[App and web page records]
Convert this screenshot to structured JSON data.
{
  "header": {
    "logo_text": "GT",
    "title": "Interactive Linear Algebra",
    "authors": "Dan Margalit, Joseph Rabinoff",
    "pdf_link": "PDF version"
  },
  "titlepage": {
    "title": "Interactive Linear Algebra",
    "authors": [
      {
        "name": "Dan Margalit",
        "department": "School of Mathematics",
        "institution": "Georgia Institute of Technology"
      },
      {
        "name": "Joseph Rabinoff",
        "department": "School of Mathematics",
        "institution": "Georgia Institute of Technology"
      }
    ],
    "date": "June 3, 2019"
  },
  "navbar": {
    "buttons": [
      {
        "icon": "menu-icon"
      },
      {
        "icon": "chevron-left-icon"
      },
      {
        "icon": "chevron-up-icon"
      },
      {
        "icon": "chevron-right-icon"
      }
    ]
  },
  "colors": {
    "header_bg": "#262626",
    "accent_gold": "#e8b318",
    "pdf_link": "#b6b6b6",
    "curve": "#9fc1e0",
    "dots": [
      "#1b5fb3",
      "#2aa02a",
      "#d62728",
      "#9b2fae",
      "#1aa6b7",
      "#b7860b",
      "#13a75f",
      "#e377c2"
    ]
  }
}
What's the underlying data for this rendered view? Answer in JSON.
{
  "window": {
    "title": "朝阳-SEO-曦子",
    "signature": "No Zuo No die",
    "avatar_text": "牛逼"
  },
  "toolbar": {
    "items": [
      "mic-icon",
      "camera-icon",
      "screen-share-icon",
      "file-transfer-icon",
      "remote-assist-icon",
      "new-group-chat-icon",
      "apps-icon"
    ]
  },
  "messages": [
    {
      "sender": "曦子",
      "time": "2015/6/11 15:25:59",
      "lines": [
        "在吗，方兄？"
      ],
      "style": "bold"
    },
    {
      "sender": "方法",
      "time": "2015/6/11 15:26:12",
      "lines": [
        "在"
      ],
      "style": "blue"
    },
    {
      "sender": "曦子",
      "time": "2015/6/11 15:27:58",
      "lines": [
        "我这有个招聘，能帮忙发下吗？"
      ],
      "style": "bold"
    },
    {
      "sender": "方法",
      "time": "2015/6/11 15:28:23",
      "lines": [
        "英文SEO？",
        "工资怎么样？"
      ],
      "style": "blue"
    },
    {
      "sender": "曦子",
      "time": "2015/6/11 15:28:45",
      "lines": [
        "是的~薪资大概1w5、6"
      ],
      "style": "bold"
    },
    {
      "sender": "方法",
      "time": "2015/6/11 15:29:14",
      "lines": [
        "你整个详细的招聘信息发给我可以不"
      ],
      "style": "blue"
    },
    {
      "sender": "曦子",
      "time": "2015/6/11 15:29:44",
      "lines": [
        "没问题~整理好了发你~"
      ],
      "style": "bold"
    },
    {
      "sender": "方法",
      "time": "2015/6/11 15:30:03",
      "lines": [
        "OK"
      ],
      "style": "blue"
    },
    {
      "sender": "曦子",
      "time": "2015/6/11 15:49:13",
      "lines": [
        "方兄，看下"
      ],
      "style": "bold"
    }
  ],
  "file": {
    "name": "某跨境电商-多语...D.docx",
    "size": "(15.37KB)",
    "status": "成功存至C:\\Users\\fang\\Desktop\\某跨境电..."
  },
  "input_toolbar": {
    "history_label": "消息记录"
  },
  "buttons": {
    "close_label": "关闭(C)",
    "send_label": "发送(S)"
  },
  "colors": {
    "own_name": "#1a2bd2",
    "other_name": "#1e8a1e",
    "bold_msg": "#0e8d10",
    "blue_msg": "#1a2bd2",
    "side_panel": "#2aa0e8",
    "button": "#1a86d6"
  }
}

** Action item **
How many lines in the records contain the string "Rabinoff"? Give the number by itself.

** Exercise output **
2